by Diane Tuazon
MIDLAND - You'd never leave your kids unattended in a car during a hot day, and Midland Animal Control wants to make sure you know it's not any different for dogs.
"You need to educate people to let them know that it's not okay to leave animals in cars especially in this area," Dr. Jennifer Johnson of Greenbelt Veterinary Hospital in Midland, said.
You might think leaving your dog inside a hot car while running a quick errand isn't a big deal, but it can now cost you more than you think.
A city law requires all drivers to leave at least two windows rolled down, four inches if they're leaving a pet inside a car.
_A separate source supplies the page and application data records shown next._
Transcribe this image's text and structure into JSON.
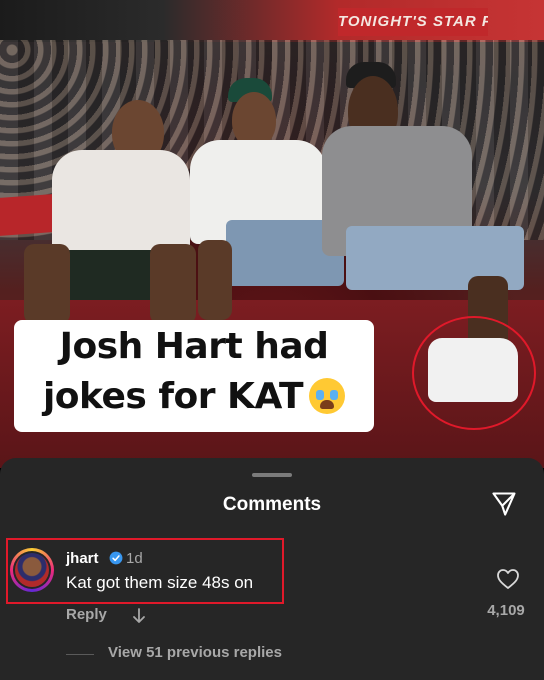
{
  "post": {
    "banner_text": "TONIGHT'S STAR PLAY HERE",
    "caption_line1": "Josh Hart had",
    "caption_line2": "jokes for KAT",
    "caption_emoji": "loudly-crying-face-icon",
    "highlight_color": "#e0192a"
  },
  "comments_sheet": {
    "title": "Comments",
    "share_icon": "send-icon",
    "comment": {
      "username": "jhart",
      "verified": true,
      "time": "1d",
      "text": "Kat got them size 48s on",
      "reply_label": "Reply",
      "like_count": "4,109",
      "like_icon": "heart-icon"
    },
    "view_replies": "View 51 previous replies"
  }
}
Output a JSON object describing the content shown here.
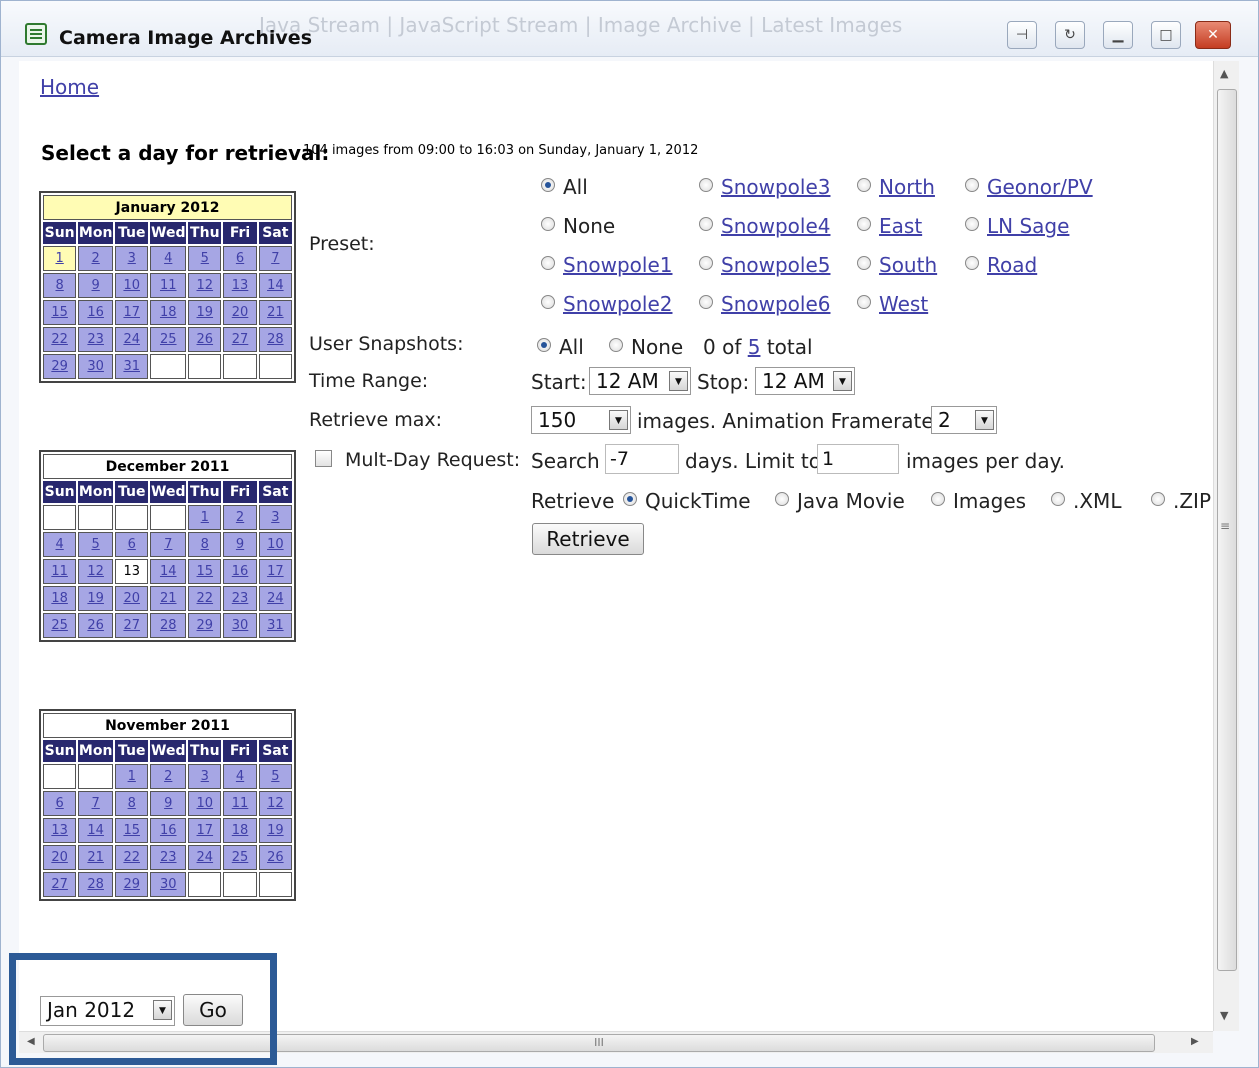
{
  "window": {
    "title": "Camera Image Archives",
    "ghost_nav": "Java Stream | JavaScript Stream | Image Archive | Latest Images"
  },
  "home_link": "Home",
  "select_label": "Select a day for retrieval:",
  "images_info": "104 images from 09:00 to 16:03 on Sunday, January 1, 2012",
  "day_names": [
    "Sun",
    "Mon",
    "Tue",
    "Wed",
    "Thu",
    "Fri",
    "Sat"
  ],
  "calendars": [
    {
      "month": "January 2012",
      "weeks": [
        [
          "1",
          "2",
          "3",
          "4",
          "5",
          "6",
          "7"
        ],
        [
          "8",
          "9",
          "10",
          "11",
          "12",
          "13",
          "14"
        ],
        [
          "15",
          "16",
          "17",
          "18",
          "19",
          "20",
          "21"
        ],
        [
          "22",
          "23",
          "24",
          "25",
          "26",
          "27",
          "28"
        ],
        [
          "29",
          "30",
          "31",
          "",
          "",
          "",
          ""
        ]
      ],
      "selected": "1"
    },
    {
      "month": "December 2011",
      "weeks": [
        [
          "",
          "",
          "",
          "",
          "1",
          "2",
          "3"
        ],
        [
          "4",
          "5",
          "6",
          "7",
          "8",
          "9",
          "10"
        ],
        [
          "11",
          "12",
          "13",
          "14",
          "15",
          "16",
          "17"
        ],
        [
          "18",
          "19",
          "20",
          "21",
          "22",
          "23",
          "24"
        ],
        [
          "25",
          "26",
          "27",
          "28",
          "29",
          "30",
          "31"
        ]
      ],
      "current": "13"
    },
    {
      "month": "November 2011",
      "weeks": [
        [
          "",
          "",
          "1",
          "2",
          "3",
          "4",
          "5"
        ],
        [
          "6",
          "7",
          "8",
          "9",
          "10",
          "11",
          "12"
        ],
        [
          "13",
          "14",
          "15",
          "16",
          "17",
          "18",
          "19"
        ],
        [
          "20",
          "21",
          "22",
          "23",
          "24",
          "25",
          "26"
        ],
        [
          "27",
          "28",
          "29",
          "30",
          "",
          "",
          ""
        ]
      ]
    }
  ],
  "preset": {
    "label": "Preset:",
    "options": [
      {
        "label": "All",
        "checked": true,
        "link": false
      },
      {
        "label": "None",
        "checked": false,
        "link": false
      },
      {
        "label": "Snowpole1",
        "checked": false,
        "link": true
      },
      {
        "label": "Snowpole2",
        "checked": false,
        "link": true
      },
      {
        "label": "Snowpole3",
        "checked": false,
        "link": true
      },
      {
        "label": "Snowpole4",
        "checked": false,
        "link": true
      },
      {
        "label": "Snowpole5",
        "checked": false,
        "link": true
      },
      {
        "label": "Snowpole6",
        "checked": false,
        "link": true
      },
      {
        "label": "North",
        "checked": false,
        "link": true
      },
      {
        "label": "East",
        "checked": false,
        "link": true
      },
      {
        "label": "South",
        "checked": false,
        "link": true
      },
      {
        "label": "West",
        "checked": false,
        "link": true
      },
      {
        "label": "Geonor/PV",
        "checked": false,
        "link": true
      },
      {
        "label": "LN Sage",
        "checked": false,
        "link": true
      },
      {
        "label": "Road",
        "checked": false,
        "link": true
      }
    ]
  },
  "snapshots": {
    "label": "User Snapshots:",
    "all": "All",
    "none": "None",
    "count_prefix": "0 of",
    "count_link": "5",
    "count_suffix": "total"
  },
  "time_range": {
    "label": "Time Range:",
    "start_label": "Start:",
    "start_value": "12 AM",
    "stop_label": "Stop:",
    "stop_value": "12 AM"
  },
  "retrieve_max": {
    "label": "Retrieve max:",
    "value": "150",
    "images_text": "images. Animation Framerate:",
    "framerate": "2"
  },
  "multiday": {
    "label": "Mult-Day Request:",
    "search_label": "Search",
    "search_value": "-7",
    "days_text": "days. Limit to",
    "limit_value": "1",
    "per_day_text": "images per day."
  },
  "retrieve_format": {
    "label": "Retrieve",
    "options": [
      {
        "label": "QuickTime",
        "checked": true
      },
      {
        "label": "Java Movie",
        "checked": false
      },
      {
        "label": "Images",
        "checked": false
      },
      {
        "label": ".XML",
        "checked": false
      },
      {
        "label": ".ZIP",
        "checked": false
      }
    ]
  },
  "retrieve_button": "Retrieve",
  "month_select": {
    "value": "Jan 2012"
  },
  "go_button": "Go",
  "scrollbar_grip": "III"
}
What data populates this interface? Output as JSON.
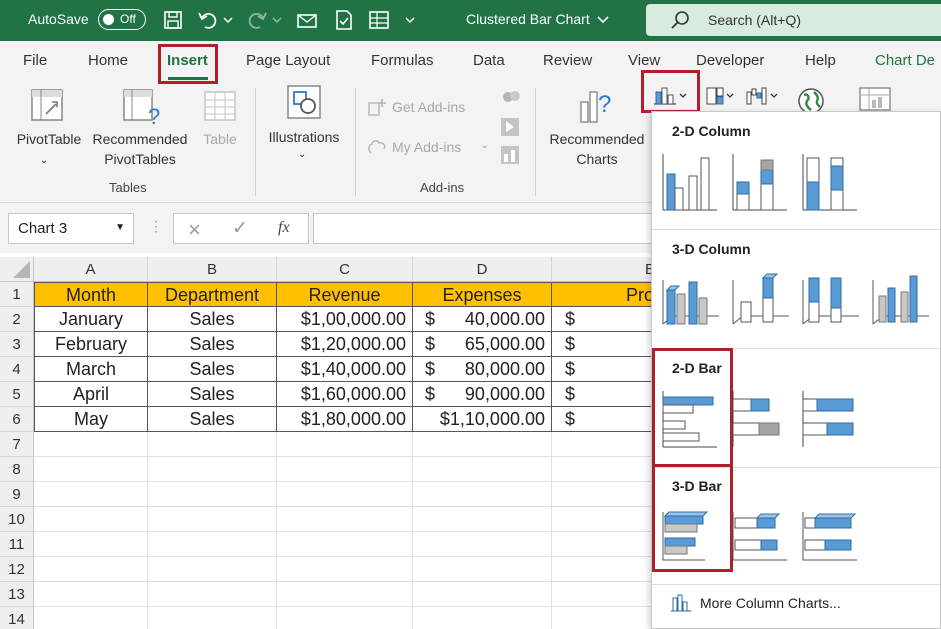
{
  "titlebar": {
    "autosave_label": "AutoSave",
    "autosave_state": "Off",
    "document_title": "Clustered Bar Chart",
    "search_placeholder": "Search (Alt+Q)"
  },
  "ribbon": {
    "tabs": [
      "File",
      "Home",
      "Insert",
      "Page Layout",
      "Formulas",
      "Data",
      "Review",
      "View",
      "Developer",
      "Help",
      "Chart De"
    ],
    "active_tab": "Insert",
    "tables_group": {
      "label": "Tables",
      "pivottable": "PivotTable",
      "recommended_pivottables_l1": "Recommended",
      "recommended_pivottables_l2": "PivotTables",
      "table": "Table"
    },
    "illustrations": "Illustrations",
    "addins_group": {
      "label": "Add-ins",
      "get_addins": "Get Add-ins",
      "my_addins": "My Add-ins"
    },
    "recommended_charts_l1": "Recommended",
    "recommended_charts_l2": "Charts"
  },
  "formula_bar": {
    "name_box": "Chart 3",
    "cancel": "×",
    "enter": "✓",
    "fx": "fx"
  },
  "sheet": {
    "columns": [
      "A",
      "B",
      "C",
      "D",
      "E"
    ],
    "rows": [
      "1",
      "2",
      "3",
      "4",
      "5",
      "6",
      "7",
      "8",
      "9",
      "10",
      "11",
      "12",
      "13",
      "14"
    ],
    "headers": [
      "Month",
      "Department",
      "Revenue",
      "Expenses",
      "Pro"
    ],
    "data": [
      {
        "month": "January",
        "dept": "Sales",
        "revenue": "$1,00,000.00",
        "exp_sym": "$",
        "exp_val": "40,000.00",
        "profit_sym": "$"
      },
      {
        "month": "February",
        "dept": "Sales",
        "revenue": "$1,20,000.00",
        "exp_sym": "$",
        "exp_val": "65,000.00",
        "profit_sym": "$"
      },
      {
        "month": "March",
        "dept": "Sales",
        "revenue": "$1,40,000.00",
        "exp_sym": "$",
        "exp_val": "80,000.00",
        "profit_sym": "$"
      },
      {
        "month": "April",
        "dept": "Sales",
        "revenue": "$1,60,000.00",
        "exp_sym": "$",
        "exp_val": "90,000.00",
        "profit_sym": "$"
      },
      {
        "month": "May",
        "dept": "Sales",
        "revenue": "$1,80,000.00",
        "exp_sym": "",
        "exp_val": "$1,10,000.00",
        "profit_sym": "$"
      }
    ]
  },
  "dropdown": {
    "sections": [
      "2-D Column",
      "3-D Column",
      "2-D Bar",
      "3-D Bar"
    ],
    "more": "More Column Charts..."
  },
  "colors": {
    "excel_green": "#217346",
    "header_fill": "#ffc000",
    "highlight_red": "#b0202a",
    "chart_blue": "#5b9bd5",
    "chart_gray": "#a5a5a5"
  }
}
"Just last week we pulled one out where the vehicle was 138 degrees, so we broke into the window and rescued the dog and took him to the vet," Paul O'Neil with Midland Animal Services, said.
Doctor Johnson sys the reason most dogs are left inside hot cars is because their owners don't understand how vulnerable the pets are.
"They don't have sweat glands like we do, just on nose and pads. So what they do is they pant in order to remove heat in respiratory system. You put them in a car, they're breathing already heated air, so very quickly they can over heat," Dr. Johnson said.
"Even for just 10-15 minutes when it's a 100 degrees outside, it's 30-40 degrees hotter inside the car," O'Neil said.
Officials say they can break into a car if the dog looks like it's trapped.
"They have to pay the impound fee and be charged with the ordinance, and if the condition is bad enough, they can be charged with animal cruelty," O'Neil said.
Doctor Johnson says signs of dehydration shouldn't be taken lightly.
"They're going to be panting pretty hard, more so than normal and heart rate is fast. Their eyes are glassy and not paying attention to you. Then you need to bring their body temperature down and cool water and take them to the vet," Dr. Johnson said.
Doctor Johnson also said you can avoid the entire situation by using some common sense.
"If they can take them into the places they're going to, then that's fine, but if they're going to leave them in a car, then just leave them at home. It's just not safe for them," Dr. Johnson said.